LONDON (Reuters) – The COVID-19 crisis has prompted consumers to rediscover the joy of home improvement, do-it-yourself (DIY) retailer Kingfisher KGF.L said, as it reported a 23% jump in first half profit.
Shares in the group, which owns B&Q and Screwfix in Britain and Castorama and Brico Depot in France and other markets, were up 7% at 0905 GMT on Tuesday, extending 2020 gains to over 30%, after it also said strong second quarter sales had continued.
Like-for-like sales in the second quarter to July 31 soared 19.5% and are up 16.6% in the third quarter so far.
The pandemic has meant people are spending more time at home, they have fewer leisure options and are traveling less.
“The crisis has prompted more people to rediscover their homes and find pleasure in making them better. It is creating new home improvement needs, as people seek new ways to use space or adjust to working from home,” said Chief Executive Thierry Garnier.
The crisis has also boosted shopping online.

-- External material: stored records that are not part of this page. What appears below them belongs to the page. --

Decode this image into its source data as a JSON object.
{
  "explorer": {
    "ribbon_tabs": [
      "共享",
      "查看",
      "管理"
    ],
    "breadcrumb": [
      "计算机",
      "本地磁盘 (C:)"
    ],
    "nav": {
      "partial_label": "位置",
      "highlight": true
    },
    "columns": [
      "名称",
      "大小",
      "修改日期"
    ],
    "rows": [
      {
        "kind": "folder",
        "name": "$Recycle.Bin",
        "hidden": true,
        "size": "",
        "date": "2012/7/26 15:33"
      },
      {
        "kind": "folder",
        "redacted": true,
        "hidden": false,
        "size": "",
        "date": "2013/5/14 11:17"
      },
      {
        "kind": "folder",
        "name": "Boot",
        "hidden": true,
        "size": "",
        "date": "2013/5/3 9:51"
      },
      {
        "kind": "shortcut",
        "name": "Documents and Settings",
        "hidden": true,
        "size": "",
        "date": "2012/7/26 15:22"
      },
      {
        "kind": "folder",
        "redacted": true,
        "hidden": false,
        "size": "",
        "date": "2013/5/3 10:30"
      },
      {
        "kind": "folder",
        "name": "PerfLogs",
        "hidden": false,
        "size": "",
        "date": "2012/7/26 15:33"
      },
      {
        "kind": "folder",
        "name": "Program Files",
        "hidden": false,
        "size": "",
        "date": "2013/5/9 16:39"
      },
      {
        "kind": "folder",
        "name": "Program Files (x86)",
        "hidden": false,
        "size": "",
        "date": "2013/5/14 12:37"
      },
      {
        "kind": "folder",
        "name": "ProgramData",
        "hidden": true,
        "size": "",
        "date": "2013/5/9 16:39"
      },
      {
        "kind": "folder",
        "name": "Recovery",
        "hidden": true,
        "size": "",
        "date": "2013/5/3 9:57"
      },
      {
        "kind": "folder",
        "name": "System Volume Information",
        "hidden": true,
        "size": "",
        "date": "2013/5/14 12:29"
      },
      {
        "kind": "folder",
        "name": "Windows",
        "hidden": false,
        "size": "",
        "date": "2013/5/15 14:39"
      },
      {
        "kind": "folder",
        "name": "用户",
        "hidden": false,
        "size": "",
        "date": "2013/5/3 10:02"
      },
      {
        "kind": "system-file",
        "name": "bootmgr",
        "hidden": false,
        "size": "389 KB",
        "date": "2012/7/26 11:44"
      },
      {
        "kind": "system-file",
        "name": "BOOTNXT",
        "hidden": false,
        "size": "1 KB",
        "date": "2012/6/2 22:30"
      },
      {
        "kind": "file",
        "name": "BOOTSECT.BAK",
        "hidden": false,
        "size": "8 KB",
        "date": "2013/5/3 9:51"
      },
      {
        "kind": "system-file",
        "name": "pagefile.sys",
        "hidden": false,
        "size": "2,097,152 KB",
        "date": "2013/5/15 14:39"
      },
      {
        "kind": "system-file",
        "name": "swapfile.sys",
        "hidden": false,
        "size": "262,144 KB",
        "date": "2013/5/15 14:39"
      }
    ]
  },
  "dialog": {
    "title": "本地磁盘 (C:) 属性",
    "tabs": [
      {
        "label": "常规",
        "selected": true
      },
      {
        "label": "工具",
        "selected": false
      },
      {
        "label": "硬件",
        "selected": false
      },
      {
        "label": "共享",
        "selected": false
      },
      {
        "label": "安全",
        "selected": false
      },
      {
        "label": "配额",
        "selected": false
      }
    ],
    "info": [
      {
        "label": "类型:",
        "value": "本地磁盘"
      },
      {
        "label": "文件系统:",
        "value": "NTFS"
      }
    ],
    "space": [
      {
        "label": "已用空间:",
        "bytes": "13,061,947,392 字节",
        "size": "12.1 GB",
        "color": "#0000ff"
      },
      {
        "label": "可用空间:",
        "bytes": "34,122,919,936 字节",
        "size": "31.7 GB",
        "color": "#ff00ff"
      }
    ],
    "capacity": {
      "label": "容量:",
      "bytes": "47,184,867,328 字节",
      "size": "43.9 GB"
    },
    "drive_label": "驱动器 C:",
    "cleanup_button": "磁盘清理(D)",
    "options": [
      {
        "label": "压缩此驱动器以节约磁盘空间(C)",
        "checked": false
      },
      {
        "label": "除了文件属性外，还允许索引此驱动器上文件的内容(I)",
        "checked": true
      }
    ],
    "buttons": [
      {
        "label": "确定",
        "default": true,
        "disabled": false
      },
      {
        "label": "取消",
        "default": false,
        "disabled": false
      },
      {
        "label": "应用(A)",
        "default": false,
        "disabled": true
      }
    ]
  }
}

Kingfisher’s e-commerce sales soared 164% in the first half and now represent 19% of total sales versus 7% in the same period last year.
The group made a first-half adjusted pretax profit of 415 million pounds ($531 million), beating analysts’ expectations and up from 337 million a year earlier.
Total sales fell 1.3% to 5.92 billion pounds, reflecting the impact of the virus in the first quarter when stores were closed.
Kingfisher ended the half with more than 1 billion pounds of cash, and access to around 3.5 billion pounds of total liquidity.
Given its financial position the group intends to pay back to